Chabon presents these family legends with vibrant immediacy, extending certain mysteries, heightening suspense, setting us up for poignant revelations later on. Only now and then are we jolted out of Grandfather’s amazing adventures to be reminded that Chabon and his mother are tending this tough old man in the final days of his life. “After I’m gone,” Grandfather tells him, “write it down. Explain everything. Make it mean something. Use a lot of those fancy metaphors of yours. Put the whole thing in proper chronological order, not like this mishmash I’m making you.”

But nothing so linear happens here. His grandfather’s stories come to us in a hypnotic swirl of time that expands to include the heartbreaking story of his mentally ill wife and his escapades as an elderly romantic. If Chabon relished a certain degree of showiness in his previous novels — those fancy metaphors of his, along with an acrobatic style unlike anyone else’s — that’s largely absent in “Moonglow.” Here, his artistry is all the more remarkable for being essentially invisible.
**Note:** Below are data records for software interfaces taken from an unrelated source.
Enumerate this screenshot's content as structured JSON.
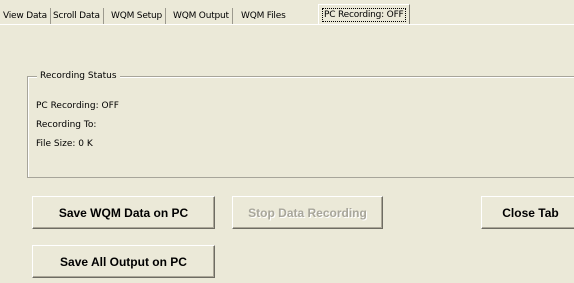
{
  "tabs": [
    {
      "label": "View Data"
    },
    {
      "label": "Scroll Data"
    },
    {
      "label": "WQM Setup"
    },
    {
      "label": "WQM Output"
    },
    {
      "label": "WQM Files"
    },
    {
      "label": "PC Recording:  OFF"
    }
  ],
  "recording_status": {
    "title": "Recording Status",
    "pc_recording": "PC Recording:  OFF",
    "recording_to": "Recording To:",
    "file_size": "File Size: 0 K"
  },
  "buttons": {
    "save_wqm": "Save WQM Data on PC",
    "stop_recording": "Stop Data Recording",
    "close_tab": "Close Tab",
    "save_all": "Save All Output on PC"
  }
}
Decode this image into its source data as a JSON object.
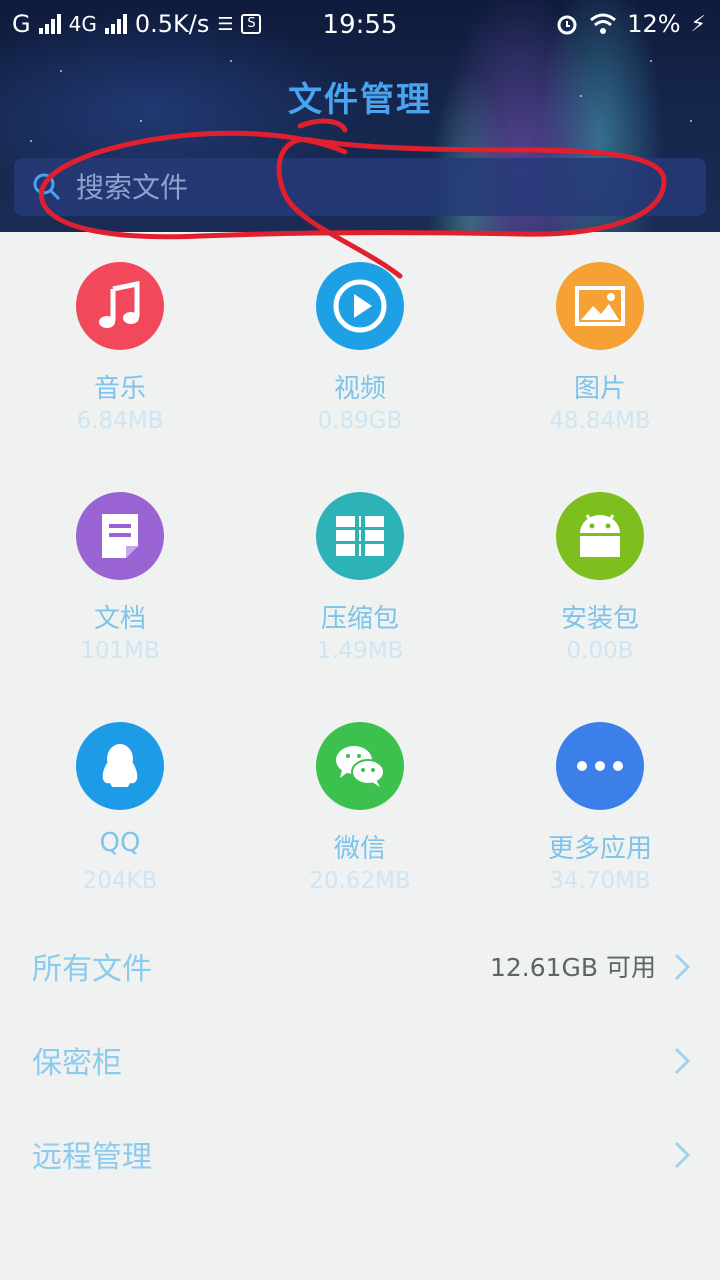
{
  "status_bar": {
    "carrier1": "G",
    "carrier2": "4G",
    "speed": "0.5K/s",
    "time": "19:55",
    "battery": "12%",
    "icons": [
      "signal-icon",
      "data-icon",
      "s-icon",
      "alarm-icon",
      "wifi-icon",
      "charging-icon"
    ]
  },
  "header": {
    "title": "文件管理",
    "search_placeholder": "搜索文件",
    "title_color": "#4aa3f0"
  },
  "categories": [
    {
      "name": "音乐",
      "size": "6.84MB",
      "icon": "music-icon",
      "color": "#f2485c"
    },
    {
      "name": "视频",
      "size": "0.89GB",
      "icon": "video-play-icon",
      "color": "#1ea1e4"
    },
    {
      "name": "图片",
      "size": "48.84MB",
      "icon": "image-icon",
      "color": "#f5a133"
    },
    {
      "name": "文档",
      "size": "101MB",
      "icon": "document-icon",
      "color": "#9a63d3"
    },
    {
      "name": "压缩包",
      "size": "1.49MB",
      "icon": "archive-icon",
      "color": "#2db3b6"
    },
    {
      "name": "安装包",
      "size": "0.00B",
      "icon": "android-icon",
      "color": "#7dbf1f"
    },
    {
      "name": "QQ",
      "size": "204KB",
      "icon": "qq-penguin-icon",
      "color": "#1d9be6"
    },
    {
      "name": "微信",
      "size": "20.62MB",
      "icon": "wechat-icon",
      "color": "#3cc14f"
    },
    {
      "name": "更多应用",
      "size": "34.70MB",
      "icon": "more-dots-icon",
      "color": "#3b7fe8"
    }
  ],
  "list": [
    {
      "label": "所有文件",
      "value": "12.61GB 可用"
    },
    {
      "label": "保密柜",
      "value": ""
    },
    {
      "label": "远程管理",
      "value": ""
    }
  ],
  "annotation": {
    "color": "#e0202e"
  }
}
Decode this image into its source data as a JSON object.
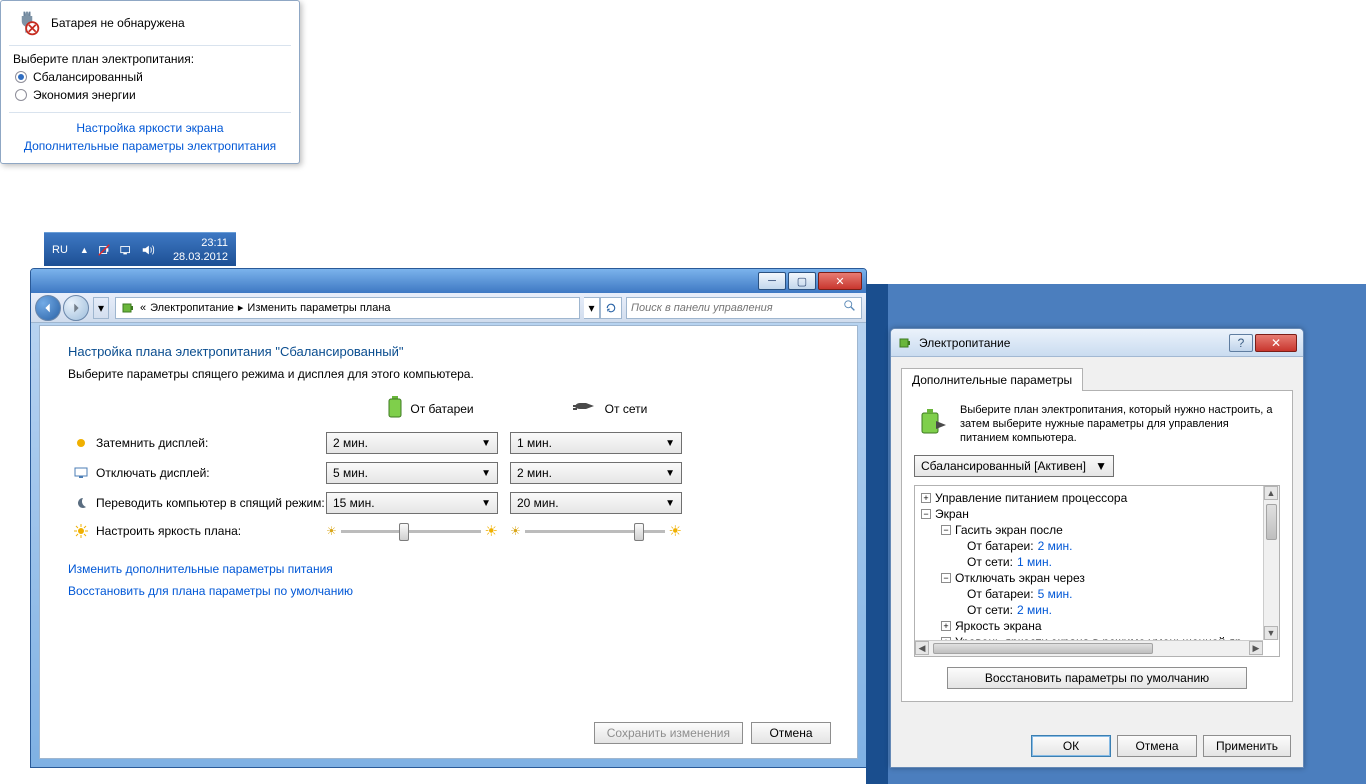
{
  "batteryPopup": {
    "status": "Батарея не обнаружена",
    "selectLabel": "Выберите план электропитания:",
    "plan1": "Сбалансированный",
    "plan2": "Экономия энергии",
    "link1": "Настройка яркости экрана",
    "link2": "Дополнительные параметры электропитания"
  },
  "taskbar": {
    "lang": "RU",
    "time": "23:11",
    "date": "28.03.2012"
  },
  "cpWindow": {
    "breadcrumb1": "Электропитание",
    "breadcrumb2": "Изменить параметры плана",
    "breadcrumbGlyph": "«",
    "searchPlaceholder": "Поиск в панели управления",
    "title": "Настройка плана электропитания \"Сбалансированный\"",
    "subtitle": "Выберите параметры спящего режима и дисплея для этого компьютера.",
    "colBattery": "От батареи",
    "colAC": "От сети",
    "rowDim": "Затемнить дисплей:",
    "rowOff": "Отключать дисплей:",
    "rowSleep": "Переводить компьютер в спящий режим:",
    "rowBrightness": "Настроить яркость плана:",
    "dimBattery": "2 мин.",
    "dimAC": "1 мин.",
    "offBattery": "5 мин.",
    "offAC": "2 мин.",
    "sleepBattery": "15 мин.",
    "sleepAC": "20 мин.",
    "linkAdvanced": "Изменить дополнительные параметры питания",
    "linkRestore": "Восстановить для плана параметры по умолчанию",
    "btnSave": "Сохранить изменения",
    "btnCancel": "Отмена"
  },
  "advDialog": {
    "title": "Электропитание",
    "tab": "Дополнительные параметры",
    "desc": "Выберите план электропитания, который нужно настроить, а затем выберите нужные параметры для управления питанием компьютера.",
    "planSelected": "Сбалансированный [Активен]",
    "tree": {
      "n1": "Управление питанием процессора",
      "n2": "Экран",
      "n2a": "Гасить экран после",
      "n2a1l": "От батареи:",
      "n2a1v": "2 мин.",
      "n2a2l": "От сети:",
      "n2a2v": "1 мин.",
      "n2b": "Отключать экран через",
      "n2b1l": "От батареи:",
      "n2b1v": "5 мин.",
      "n2b2l": "От сети:",
      "n2b2v": "2 мин.",
      "n2c": "Яркость экрана",
      "n2d": "Уровень яркости экрана в режиме уменьшенной яр"
    },
    "btnRestore": "Восстановить параметры по умолчанию",
    "btnOK": "ОК",
    "btnCancel": "Отмена",
    "btnApply": "Применить"
  }
}
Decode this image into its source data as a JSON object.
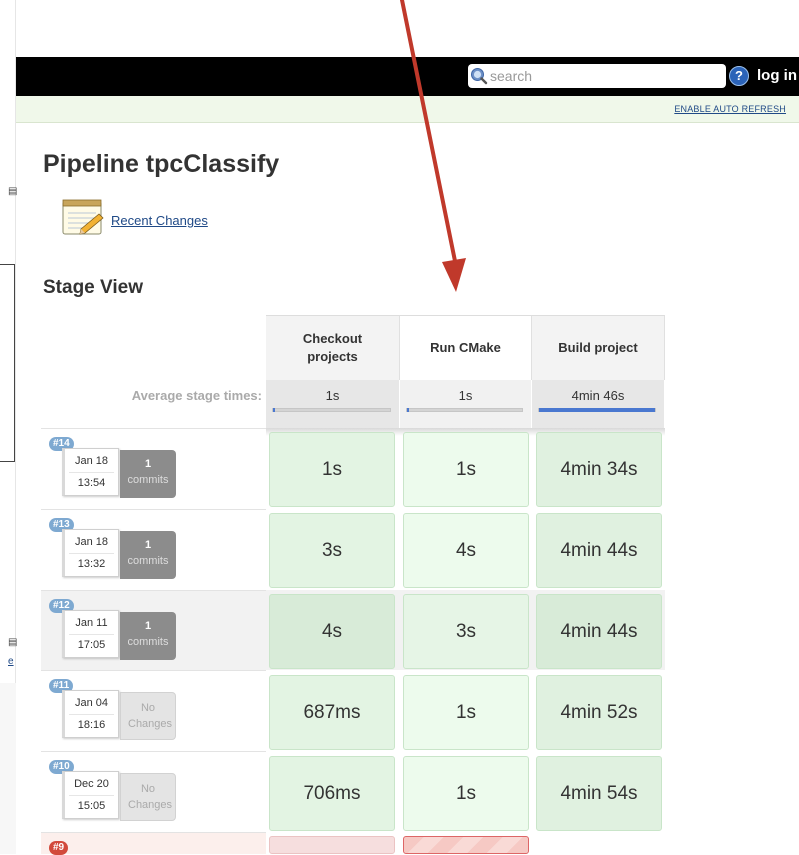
{
  "header": {
    "search_placeholder": "search",
    "help_label": "?",
    "login_label": "log in"
  },
  "subbar": {
    "auto_refresh_label": "ENABLE AUTO REFRESH"
  },
  "page": {
    "title": "Pipeline tpcClassify",
    "recent_changes_label": "Recent Changes",
    "stage_view_title": "Stage View"
  },
  "stages": [
    {
      "name": "Checkout projects",
      "avg_time": "1s",
      "avg_fraction": 0.01
    },
    {
      "name": "Run CMake",
      "avg_time": "1s",
      "avg_fraction": 0.01
    },
    {
      "name": "Build project",
      "avg_time": "4min 46s",
      "avg_fraction": 1.0
    }
  ],
  "avg_label": "Average stage times:",
  "runs": [
    {
      "id": "#14",
      "date": "Jan 18",
      "time": "13:54",
      "changes_count": "1",
      "changes_label": "commits",
      "durations": [
        "1s",
        "1s",
        "4min 34s"
      ]
    },
    {
      "id": "#13",
      "date": "Jan 18",
      "time": "13:32",
      "changes_count": "1",
      "changes_label": "commits",
      "durations": [
        "3s",
        "4s",
        "4min 44s"
      ]
    },
    {
      "id": "#12",
      "date": "Jan 11",
      "time": "17:05",
      "changes_count": "1",
      "changes_label": "commits",
      "durations": [
        "4s",
        "3s",
        "4min 44s"
      ]
    },
    {
      "id": "#11",
      "date": "Jan 04",
      "time": "18:16",
      "changes_count": "",
      "changes_label": "No Changes",
      "durations": [
        "687ms",
        "1s",
        "4min 52s"
      ]
    },
    {
      "id": "#10",
      "date": "Dec 20",
      "time": "15:05",
      "changes_count": "",
      "changes_label": "No Changes",
      "durations": [
        "706ms",
        "1s",
        "4min 54s"
      ]
    },
    {
      "id": "#9"
    }
  ],
  "left_strip": {
    "mark_top": "s",
    "mark_bottom": "e"
  }
}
He listens, the ink and paper seem to fade away, and we leap with his grandfather from one spectacular, horrific or hilarious ordeal after another. “Hindsight, and a taste for melodrama, and some faint ghost of veritable memory” coalesce to produce the irresistible light of “Moonglow.” It’s a thoroughly enchanting story about the circuitous path that a life follows, about the accidents that redirect it, and about the secrets that can be felt but never seen, like the dark matter at the center of every family’s cosmos.

Ron Charles is the editor of Book World. You can follow him @RonCharles.

On Dec. 6 at 7 p.m., Michael Chabon will be at Sixth & I, 600 I St. NW, Washington, D.C. 20001. For ticket information, call 202-364-1919.


By Michael Chabon

Harper. 430 pp. $28.99